What to do: The answer consists of one number: how many lines of the data below include the string "Alarms".

----- Exercise input

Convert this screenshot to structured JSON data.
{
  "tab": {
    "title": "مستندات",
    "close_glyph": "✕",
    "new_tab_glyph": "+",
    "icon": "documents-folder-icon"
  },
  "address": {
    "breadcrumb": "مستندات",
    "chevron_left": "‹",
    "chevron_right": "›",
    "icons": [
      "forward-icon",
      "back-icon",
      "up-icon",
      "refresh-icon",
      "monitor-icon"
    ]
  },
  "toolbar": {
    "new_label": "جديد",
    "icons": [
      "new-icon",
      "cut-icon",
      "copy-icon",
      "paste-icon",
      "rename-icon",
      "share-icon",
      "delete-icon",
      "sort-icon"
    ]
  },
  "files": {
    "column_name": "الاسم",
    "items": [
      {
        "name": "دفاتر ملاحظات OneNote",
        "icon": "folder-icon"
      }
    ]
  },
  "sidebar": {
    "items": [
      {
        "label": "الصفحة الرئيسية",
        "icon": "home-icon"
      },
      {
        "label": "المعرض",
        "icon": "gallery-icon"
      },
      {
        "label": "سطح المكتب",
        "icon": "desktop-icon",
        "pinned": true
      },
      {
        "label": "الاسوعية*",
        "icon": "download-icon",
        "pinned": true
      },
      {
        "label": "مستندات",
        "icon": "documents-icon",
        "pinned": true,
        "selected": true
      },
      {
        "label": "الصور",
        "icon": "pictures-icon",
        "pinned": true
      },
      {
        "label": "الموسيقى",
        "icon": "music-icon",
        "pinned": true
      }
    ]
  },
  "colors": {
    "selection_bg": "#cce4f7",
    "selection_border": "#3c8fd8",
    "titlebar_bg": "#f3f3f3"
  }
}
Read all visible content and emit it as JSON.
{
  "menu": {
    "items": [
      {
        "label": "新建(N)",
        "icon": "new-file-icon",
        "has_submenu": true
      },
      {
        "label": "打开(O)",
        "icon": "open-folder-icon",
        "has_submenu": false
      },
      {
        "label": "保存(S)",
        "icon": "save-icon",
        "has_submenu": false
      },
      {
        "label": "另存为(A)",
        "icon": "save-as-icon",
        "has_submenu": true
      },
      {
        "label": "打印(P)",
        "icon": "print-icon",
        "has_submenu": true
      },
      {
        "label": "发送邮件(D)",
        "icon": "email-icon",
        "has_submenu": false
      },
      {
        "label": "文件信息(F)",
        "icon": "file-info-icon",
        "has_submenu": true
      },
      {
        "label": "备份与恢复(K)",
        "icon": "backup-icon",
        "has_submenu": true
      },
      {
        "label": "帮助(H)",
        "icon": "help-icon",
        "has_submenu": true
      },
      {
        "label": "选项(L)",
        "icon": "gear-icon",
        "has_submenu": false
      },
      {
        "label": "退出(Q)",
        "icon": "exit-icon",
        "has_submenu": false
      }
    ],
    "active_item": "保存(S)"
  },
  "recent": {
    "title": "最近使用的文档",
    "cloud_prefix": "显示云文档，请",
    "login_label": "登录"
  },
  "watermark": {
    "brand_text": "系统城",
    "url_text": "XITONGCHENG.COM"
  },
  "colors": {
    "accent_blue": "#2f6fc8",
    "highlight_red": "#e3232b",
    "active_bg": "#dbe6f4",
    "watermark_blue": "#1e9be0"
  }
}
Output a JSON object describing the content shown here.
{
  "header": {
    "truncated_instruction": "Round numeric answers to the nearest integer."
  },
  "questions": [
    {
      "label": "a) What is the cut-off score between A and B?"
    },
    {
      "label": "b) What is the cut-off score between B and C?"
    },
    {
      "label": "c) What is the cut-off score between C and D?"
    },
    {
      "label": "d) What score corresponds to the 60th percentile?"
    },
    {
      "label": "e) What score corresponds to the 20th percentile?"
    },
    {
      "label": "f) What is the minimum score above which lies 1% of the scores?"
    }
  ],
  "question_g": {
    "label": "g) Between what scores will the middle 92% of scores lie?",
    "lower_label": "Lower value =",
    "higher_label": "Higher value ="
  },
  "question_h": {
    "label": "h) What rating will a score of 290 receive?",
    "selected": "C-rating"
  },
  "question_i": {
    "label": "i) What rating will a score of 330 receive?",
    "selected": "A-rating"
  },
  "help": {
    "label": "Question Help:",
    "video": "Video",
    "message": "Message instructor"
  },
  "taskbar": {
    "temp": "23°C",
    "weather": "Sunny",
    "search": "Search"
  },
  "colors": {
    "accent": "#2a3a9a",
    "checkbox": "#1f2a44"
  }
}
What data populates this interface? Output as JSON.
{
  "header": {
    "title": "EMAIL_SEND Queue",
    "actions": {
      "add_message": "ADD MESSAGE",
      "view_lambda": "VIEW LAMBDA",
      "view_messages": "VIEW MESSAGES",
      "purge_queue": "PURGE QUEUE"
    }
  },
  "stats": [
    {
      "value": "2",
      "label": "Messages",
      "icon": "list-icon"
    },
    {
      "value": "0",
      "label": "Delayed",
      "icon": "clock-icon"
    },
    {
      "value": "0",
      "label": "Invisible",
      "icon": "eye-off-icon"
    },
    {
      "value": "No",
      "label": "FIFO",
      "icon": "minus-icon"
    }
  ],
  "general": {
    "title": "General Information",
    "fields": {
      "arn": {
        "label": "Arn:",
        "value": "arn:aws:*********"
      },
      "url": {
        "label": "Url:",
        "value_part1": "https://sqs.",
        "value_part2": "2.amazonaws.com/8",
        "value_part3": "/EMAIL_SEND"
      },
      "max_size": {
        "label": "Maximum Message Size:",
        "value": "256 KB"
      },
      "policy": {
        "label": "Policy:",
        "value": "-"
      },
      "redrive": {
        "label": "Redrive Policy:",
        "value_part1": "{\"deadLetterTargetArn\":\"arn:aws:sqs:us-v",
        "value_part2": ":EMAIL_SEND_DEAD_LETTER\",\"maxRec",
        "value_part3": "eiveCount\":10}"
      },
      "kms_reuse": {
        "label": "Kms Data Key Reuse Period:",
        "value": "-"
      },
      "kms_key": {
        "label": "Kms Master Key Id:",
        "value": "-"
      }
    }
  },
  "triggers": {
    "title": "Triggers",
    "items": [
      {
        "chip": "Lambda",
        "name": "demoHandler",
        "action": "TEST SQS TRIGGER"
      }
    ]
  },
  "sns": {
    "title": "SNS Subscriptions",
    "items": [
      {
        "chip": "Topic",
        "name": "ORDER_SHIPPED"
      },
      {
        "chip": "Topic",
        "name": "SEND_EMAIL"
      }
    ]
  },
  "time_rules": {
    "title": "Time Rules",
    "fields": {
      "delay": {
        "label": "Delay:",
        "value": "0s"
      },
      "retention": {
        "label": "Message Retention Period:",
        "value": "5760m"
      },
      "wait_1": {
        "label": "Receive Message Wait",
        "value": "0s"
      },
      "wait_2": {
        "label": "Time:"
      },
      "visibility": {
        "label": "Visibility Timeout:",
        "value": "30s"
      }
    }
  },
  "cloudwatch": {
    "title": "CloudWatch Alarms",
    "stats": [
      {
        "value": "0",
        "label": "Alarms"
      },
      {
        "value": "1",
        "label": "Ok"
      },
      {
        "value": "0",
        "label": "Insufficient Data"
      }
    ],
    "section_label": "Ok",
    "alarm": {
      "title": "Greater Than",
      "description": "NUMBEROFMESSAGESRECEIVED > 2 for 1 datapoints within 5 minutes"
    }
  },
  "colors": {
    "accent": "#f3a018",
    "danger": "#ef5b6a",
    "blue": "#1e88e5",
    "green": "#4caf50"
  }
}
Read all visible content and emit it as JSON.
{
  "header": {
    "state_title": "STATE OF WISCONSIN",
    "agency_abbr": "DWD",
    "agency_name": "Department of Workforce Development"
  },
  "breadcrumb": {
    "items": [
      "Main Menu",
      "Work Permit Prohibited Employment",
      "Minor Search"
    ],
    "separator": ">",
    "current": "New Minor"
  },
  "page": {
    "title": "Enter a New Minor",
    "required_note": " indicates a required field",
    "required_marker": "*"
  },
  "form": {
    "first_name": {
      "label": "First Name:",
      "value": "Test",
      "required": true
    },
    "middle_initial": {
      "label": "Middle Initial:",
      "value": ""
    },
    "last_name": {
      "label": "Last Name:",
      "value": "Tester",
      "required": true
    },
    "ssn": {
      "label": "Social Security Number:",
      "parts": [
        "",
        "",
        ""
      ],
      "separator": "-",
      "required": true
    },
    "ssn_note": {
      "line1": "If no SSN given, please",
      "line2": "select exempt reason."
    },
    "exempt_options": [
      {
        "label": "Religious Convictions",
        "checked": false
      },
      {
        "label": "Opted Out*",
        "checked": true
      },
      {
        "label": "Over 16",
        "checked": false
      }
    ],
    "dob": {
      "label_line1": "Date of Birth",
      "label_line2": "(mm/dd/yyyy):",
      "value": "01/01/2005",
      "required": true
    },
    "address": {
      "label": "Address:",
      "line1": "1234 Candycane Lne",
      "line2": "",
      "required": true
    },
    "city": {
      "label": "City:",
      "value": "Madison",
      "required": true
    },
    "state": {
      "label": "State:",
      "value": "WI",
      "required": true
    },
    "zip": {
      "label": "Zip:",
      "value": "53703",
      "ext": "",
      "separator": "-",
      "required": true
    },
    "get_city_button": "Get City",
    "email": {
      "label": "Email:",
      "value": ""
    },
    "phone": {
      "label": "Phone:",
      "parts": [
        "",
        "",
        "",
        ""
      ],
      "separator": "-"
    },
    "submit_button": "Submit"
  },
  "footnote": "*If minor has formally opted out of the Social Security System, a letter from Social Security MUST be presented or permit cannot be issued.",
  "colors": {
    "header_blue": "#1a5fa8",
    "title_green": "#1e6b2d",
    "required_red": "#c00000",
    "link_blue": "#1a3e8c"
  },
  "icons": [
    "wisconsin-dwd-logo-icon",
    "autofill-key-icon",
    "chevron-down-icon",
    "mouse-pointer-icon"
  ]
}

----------

Task result: 2